U.S. presidents through the years all had very different ideas about the energy industry.
In 1979, President Jimmy Carter spearheaded what would become a renewable revolution, and placed 32 solar panels on the White House roof, amid a national energy crisis caused by the Arab oil embargo.
He was the first president to do so, and the first to take renewable energy seriously as a form of reliable and efficient energy consumption.
In the words of the President, “In the year 2000 this solar water heater behind me, which is being dedicated today, will still be here supplying cheap, efficient energy… A generation from now, this solar heater… can be just a small part of one of the greatest and most exciting adventures ever undertaken by the American people.”
However, in 1981, President Reagan, who had very different ideas of how energy should be collected, ordered those solar panels removed. In fact, that was one of the first things he did upon taking office. Apparently, he considered them “a joke.”
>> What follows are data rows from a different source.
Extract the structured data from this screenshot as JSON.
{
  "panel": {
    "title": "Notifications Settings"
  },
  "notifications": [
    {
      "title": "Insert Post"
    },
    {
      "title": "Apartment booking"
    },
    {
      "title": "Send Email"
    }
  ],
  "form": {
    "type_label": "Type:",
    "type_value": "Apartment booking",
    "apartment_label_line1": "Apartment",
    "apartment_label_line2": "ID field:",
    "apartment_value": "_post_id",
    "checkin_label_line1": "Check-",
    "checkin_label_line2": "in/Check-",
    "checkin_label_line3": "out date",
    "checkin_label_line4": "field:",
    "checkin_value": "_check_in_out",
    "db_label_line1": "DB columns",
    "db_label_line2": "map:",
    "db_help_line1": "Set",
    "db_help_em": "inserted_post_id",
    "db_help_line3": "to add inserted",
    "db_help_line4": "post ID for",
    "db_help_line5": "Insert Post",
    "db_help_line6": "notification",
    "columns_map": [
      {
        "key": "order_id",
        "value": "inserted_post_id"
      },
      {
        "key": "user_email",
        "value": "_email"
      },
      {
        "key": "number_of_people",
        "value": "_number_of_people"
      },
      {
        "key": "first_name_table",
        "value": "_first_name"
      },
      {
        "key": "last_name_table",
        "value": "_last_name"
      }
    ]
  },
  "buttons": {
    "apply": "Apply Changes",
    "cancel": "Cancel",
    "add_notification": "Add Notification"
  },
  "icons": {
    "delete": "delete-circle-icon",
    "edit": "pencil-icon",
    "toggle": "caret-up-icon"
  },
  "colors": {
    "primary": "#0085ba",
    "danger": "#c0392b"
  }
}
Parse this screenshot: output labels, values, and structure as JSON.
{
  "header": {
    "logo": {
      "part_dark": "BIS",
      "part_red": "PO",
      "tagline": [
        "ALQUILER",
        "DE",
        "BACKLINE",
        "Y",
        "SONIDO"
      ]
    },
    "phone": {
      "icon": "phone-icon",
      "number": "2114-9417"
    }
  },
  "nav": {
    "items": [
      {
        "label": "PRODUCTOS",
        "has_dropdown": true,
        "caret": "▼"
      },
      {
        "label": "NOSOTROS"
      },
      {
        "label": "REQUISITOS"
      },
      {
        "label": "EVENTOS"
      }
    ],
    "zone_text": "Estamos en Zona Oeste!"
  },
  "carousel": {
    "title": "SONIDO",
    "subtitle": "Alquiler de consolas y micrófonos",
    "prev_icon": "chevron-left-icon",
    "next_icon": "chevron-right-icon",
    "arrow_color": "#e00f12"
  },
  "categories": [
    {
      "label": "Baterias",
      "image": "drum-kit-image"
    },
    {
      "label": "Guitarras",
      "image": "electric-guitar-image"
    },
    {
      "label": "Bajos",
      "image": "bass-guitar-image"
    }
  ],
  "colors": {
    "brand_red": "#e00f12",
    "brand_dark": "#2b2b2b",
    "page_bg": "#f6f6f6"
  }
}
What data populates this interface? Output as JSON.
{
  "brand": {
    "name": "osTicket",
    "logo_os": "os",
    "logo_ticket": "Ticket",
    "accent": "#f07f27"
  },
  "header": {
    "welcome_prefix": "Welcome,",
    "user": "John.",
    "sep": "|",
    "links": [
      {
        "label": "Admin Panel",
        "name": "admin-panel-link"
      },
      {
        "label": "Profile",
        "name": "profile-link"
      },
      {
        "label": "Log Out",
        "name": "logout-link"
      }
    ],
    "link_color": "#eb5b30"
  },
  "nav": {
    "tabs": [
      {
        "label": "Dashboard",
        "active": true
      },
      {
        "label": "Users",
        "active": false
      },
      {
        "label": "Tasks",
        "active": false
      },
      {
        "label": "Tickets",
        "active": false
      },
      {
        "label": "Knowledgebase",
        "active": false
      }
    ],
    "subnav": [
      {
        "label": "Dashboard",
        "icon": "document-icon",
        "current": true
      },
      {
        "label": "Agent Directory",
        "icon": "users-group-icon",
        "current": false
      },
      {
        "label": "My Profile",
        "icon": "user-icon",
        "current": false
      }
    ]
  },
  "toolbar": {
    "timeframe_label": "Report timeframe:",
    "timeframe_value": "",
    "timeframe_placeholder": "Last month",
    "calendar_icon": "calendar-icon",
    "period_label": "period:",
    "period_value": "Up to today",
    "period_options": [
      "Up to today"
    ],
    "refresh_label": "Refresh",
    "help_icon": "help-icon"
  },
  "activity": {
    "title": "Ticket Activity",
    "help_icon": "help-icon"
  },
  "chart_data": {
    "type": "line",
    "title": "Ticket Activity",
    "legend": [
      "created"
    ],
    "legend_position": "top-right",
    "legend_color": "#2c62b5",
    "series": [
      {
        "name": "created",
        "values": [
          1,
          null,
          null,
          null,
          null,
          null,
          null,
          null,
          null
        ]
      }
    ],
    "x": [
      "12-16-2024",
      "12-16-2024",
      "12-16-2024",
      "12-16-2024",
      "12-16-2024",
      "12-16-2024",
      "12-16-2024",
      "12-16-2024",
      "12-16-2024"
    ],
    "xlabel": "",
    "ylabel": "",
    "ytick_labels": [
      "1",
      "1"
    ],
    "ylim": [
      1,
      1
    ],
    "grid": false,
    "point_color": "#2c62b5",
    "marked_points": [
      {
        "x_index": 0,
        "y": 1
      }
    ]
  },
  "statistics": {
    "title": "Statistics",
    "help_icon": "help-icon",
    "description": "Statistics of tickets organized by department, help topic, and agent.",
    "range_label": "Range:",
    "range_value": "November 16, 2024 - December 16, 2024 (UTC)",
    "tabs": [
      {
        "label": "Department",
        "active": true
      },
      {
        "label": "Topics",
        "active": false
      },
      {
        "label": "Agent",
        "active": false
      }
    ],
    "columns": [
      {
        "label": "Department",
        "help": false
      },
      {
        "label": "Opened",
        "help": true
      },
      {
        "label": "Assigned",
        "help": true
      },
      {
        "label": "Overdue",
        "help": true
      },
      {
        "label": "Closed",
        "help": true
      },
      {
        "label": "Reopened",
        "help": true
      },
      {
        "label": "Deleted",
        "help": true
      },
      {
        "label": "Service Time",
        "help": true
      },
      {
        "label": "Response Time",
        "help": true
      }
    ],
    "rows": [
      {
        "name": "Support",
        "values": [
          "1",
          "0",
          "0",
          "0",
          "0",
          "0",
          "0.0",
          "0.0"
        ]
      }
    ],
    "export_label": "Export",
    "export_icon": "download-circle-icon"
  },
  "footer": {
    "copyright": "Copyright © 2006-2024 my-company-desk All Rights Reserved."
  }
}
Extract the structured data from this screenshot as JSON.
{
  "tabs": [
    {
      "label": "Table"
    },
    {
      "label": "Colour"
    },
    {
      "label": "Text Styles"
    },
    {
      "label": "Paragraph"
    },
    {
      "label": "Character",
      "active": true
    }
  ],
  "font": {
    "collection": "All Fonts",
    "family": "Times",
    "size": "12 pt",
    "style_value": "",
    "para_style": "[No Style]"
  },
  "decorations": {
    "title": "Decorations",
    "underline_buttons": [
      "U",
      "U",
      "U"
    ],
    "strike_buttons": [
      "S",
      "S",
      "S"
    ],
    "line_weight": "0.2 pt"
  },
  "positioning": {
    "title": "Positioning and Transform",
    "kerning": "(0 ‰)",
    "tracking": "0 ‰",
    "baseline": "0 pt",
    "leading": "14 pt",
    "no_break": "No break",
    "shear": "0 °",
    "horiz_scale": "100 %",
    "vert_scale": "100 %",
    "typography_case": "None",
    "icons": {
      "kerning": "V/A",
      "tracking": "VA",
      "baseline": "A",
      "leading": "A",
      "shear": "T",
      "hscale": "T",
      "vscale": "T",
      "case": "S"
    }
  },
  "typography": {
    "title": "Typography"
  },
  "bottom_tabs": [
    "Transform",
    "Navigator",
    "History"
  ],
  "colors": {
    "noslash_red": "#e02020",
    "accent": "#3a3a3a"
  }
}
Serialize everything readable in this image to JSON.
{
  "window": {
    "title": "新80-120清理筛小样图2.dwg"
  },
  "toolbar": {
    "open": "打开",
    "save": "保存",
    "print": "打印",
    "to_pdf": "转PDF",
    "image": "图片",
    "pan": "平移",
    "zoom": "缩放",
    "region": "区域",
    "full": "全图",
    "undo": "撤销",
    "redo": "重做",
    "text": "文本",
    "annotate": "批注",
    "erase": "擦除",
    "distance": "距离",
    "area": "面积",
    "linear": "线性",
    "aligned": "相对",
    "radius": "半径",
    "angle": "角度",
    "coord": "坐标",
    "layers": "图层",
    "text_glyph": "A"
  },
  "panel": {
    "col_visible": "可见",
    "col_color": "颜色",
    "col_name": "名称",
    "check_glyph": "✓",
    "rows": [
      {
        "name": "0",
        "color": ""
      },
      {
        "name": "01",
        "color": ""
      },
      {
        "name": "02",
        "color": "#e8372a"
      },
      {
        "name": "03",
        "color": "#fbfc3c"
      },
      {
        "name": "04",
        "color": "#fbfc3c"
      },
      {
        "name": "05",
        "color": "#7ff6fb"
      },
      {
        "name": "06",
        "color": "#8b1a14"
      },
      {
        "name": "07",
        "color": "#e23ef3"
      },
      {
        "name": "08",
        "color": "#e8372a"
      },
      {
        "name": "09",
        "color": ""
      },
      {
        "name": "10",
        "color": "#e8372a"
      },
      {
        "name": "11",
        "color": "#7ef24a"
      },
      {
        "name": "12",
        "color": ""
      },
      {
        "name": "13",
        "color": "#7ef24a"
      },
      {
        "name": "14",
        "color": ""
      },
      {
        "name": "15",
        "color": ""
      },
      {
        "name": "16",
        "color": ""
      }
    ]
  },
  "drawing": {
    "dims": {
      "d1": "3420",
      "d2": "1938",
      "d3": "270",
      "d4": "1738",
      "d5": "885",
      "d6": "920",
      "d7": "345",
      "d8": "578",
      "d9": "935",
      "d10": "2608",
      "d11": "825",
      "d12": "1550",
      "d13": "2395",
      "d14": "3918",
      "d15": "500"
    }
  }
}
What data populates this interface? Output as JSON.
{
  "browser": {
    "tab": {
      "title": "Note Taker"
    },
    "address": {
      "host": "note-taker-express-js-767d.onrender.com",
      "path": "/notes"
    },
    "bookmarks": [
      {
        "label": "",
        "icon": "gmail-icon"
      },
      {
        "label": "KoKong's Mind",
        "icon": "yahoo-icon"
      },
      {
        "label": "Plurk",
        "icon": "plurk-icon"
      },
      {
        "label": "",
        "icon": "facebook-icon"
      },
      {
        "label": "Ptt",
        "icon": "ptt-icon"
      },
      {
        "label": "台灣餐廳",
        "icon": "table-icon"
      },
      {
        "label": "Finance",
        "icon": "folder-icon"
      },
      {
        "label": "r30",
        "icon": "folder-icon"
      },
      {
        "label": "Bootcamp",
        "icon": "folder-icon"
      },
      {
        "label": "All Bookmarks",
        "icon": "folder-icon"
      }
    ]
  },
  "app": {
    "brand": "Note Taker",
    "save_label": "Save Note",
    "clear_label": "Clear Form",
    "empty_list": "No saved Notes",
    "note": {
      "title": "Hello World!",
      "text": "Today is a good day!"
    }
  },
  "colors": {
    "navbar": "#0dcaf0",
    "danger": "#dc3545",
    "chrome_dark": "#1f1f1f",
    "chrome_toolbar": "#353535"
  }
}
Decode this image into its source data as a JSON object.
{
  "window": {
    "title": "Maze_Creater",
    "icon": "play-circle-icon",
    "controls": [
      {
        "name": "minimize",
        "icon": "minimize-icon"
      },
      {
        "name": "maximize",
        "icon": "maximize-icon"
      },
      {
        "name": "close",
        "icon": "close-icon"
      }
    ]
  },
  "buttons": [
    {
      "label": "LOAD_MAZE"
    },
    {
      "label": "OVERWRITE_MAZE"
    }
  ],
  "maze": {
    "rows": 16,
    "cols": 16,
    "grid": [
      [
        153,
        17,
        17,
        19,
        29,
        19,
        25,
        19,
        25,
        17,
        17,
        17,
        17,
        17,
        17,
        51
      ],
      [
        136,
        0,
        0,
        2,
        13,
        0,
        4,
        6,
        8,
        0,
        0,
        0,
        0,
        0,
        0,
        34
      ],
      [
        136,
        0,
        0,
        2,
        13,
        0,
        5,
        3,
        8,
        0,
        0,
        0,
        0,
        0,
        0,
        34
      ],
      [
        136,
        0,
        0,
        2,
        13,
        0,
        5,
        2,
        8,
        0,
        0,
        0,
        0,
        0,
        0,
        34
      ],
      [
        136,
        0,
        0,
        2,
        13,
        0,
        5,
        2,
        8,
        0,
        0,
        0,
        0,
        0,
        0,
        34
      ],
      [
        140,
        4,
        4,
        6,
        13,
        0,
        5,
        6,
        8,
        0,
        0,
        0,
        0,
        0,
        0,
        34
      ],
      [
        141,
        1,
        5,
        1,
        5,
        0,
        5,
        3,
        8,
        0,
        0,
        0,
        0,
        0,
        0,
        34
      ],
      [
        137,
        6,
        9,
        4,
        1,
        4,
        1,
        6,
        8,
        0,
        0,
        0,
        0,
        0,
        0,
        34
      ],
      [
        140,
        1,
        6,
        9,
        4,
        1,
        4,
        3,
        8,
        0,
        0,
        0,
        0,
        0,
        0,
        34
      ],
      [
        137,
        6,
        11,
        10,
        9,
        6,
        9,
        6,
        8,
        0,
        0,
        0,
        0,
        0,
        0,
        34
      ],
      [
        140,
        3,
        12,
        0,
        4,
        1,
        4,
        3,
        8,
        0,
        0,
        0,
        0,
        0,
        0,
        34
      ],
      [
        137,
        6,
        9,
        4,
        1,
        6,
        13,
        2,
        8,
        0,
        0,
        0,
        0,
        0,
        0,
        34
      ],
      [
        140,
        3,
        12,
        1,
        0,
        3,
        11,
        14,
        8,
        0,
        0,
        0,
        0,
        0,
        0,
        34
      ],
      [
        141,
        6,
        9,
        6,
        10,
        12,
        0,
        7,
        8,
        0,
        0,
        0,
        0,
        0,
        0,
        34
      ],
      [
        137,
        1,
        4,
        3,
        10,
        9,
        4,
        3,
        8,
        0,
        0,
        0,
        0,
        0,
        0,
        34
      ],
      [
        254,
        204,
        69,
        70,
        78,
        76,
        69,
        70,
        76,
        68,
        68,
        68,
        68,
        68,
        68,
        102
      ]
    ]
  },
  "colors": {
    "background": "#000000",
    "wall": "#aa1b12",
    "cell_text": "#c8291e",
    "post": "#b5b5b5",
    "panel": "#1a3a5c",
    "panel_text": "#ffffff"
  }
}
Half of the original 32 panels were moved to Unity College in Maine in 1992 to be used to heat water.
And in 2010, President Obama, who was a well-known advocate of renewable energy, ordered solar panels reinstalled at the White House.
Now, as longtime Oil & Energy Investor readers will know, I’m fully on board with expanding the U.S.’s hold on renewable energy.
And these days, at the end of 2018, although a few years past 2000, it’s looking like President Carter’s prediction is on the verge of coming to pass.
The Fastest Growing Energy Resource
International Energy Agency (IEA) president, Dr. Fatih Birol, stated in 2017 that “what we are witnessing is the birth of a new era in solar photovoltaics [PV]. We expect that solar PV capacity growth will be higher than any other renewable technology up to 2022.”
She’s right, too.
The growth of solar energy is being seen all over the world, and is one of the fastest-growing sectors in energy.
This year, Asia claimed the top spot as the fastest-growing region in solar consumption, claiming nearly 75% of global solar installations.
The United States comes in at a close second.
And there’s one prevailing reason we’re seeing such an increase in solar use.
It all comes down to what runs the world.